I’ve been lucky enough to be given specials on HBO, Comedy Central, and Showtime. As well as I’ve been lucky enough to release records on major labels, and I was lucky they approached me to do it. And that led to me being lucky enough to get Grammy nominations.
I know that sounds like a huge ego-stroking credit dump. But if you listened very carefully, you would have heard two words over and over again: “lucky” and “given.” Those are two very very dangerous words for a comedian. Those two words can put you to sleep, especially once you get a taste of both being “lucky” and being “given.” The days about luck and being given are about to end. They’re about to go away.
Not totally. There are always comedians who will work hard and get noticed by agents and managers and record labels. There will always be an element of that. And they deserve their success. And there’s always going to be people who benefit from that.
What I mean is: Not being lucky and not being given are no longer going to define your career as a comedian and as an artist.

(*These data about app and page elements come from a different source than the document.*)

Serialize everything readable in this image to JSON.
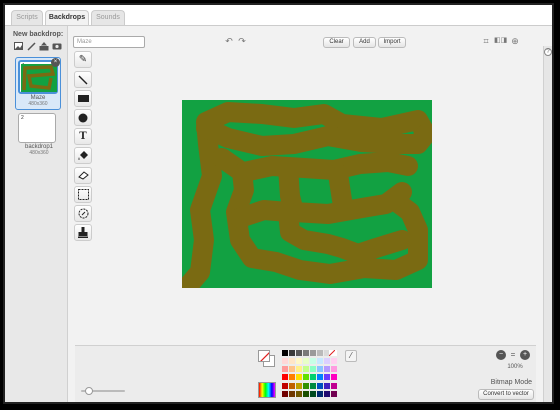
{
  "tabs": [
    {
      "label": "Scripts"
    },
    {
      "label": "Backdrops"
    },
    {
      "label": "Sounds"
    }
  ],
  "sidebar": {
    "title": "New backdrop:",
    "icons": [
      "paint-icon",
      "brush-icon",
      "upload-icon",
      "camera-icon"
    ],
    "backdrops": [
      {
        "number": "1",
        "name": "Maze",
        "size": "480x360"
      },
      {
        "number": "2",
        "name": "backdrop1",
        "size": "480x360"
      }
    ]
  },
  "editor": {
    "name_placeholder": "Maze",
    "clear_label": "Clear",
    "add_label": "Add",
    "import_label": "Import",
    "zoom_label": "100%",
    "mode_label": "Bitmap Mode",
    "convert_label": "Convert to vector"
  },
  "colors": {
    "background": "#12a142",
    "maze_path": "#7a6a12",
    "selection": "#4a90d9"
  },
  "palette": [
    "#000000",
    "#3a3a3a",
    "#5a5a5a",
    "#7a7a7a",
    "#9a9a9a",
    "#bababa",
    "#dadada",
    "#ffffff",
    "#ffd8d8",
    "#ffe6c8",
    "#fff8c8",
    "#e8ffc8",
    "#c8ffe6",
    "#c8e8ff",
    "#dcd0ff",
    "#ffd0f0",
    "#ff9a9a",
    "#ffc48a",
    "#fff08a",
    "#c4ff8a",
    "#8affc4",
    "#8ac4ff",
    "#b49aff",
    "#ff9ae0",
    "#ff0000",
    "#ff8000",
    "#ffe000",
    "#60e000",
    "#00d070",
    "#0080ff",
    "#6a3aff",
    "#ff00c0",
    "#c00000",
    "#c06000",
    "#c0a000",
    "#309000",
    "#008a40",
    "#0050c0",
    "#4020c0",
    "#c00090",
    "#700000",
    "#703800",
    "#705800",
    "#1a5000",
    "#004a20",
    "#002a70",
    "#200a70",
    "#700050"
  ]
}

Remember what I said earlier about those bulletproof headliners who focused on their 5 minutes on the Tonight Show and when it ended they decided their opportunity was gone? They decided. Nobody decided that for them. They decided.
Now, look at my career up to this point. Luck, being given. Other people deciding for me.
In the middle of the TV shows and the albums and the specials, I took a big chunk of my money and invested it in a little tour called The Comedians of Comedy. I put it together with my friends, we did small clubs, stayed in shitty hotel rooms, packed ourselves in a tiny van and drove it around the country. The tour was filmed for a very low-budget documentary that I convinced Netflix to release. That became a low-budget show on Comedy Central that we all still own a part of, me and the comedians. That led to a low budget concert film that we put on DVD.
At the end of it, I was exhausted, I was in debt, and I wound up with a wider fanbase of the kind of people I always dreamed of having as fans. And I built that from the ground up, friends and people I respected and was a fan of.
And I realize now I need to combine both of the lessons I’ve learned.
I need to decide more career stuff for myself and make it happen for myself, and I need to stop waiting to luck out and be given. I need to unlearn those muscles.
I’m seeing this notion take form in a lot of my friends. A lot of you out there. You, for instance, the person I’m writing to. Your podcast is amazing. Your videos on your YouTube channel are getting better and better every single one that you make, just like when we did open mics, better and better every week. Your Twitter feed is hilarious.
Listen, I’m doing the Laugh Trench in Milwaukee next week. Is there any chance for an RT?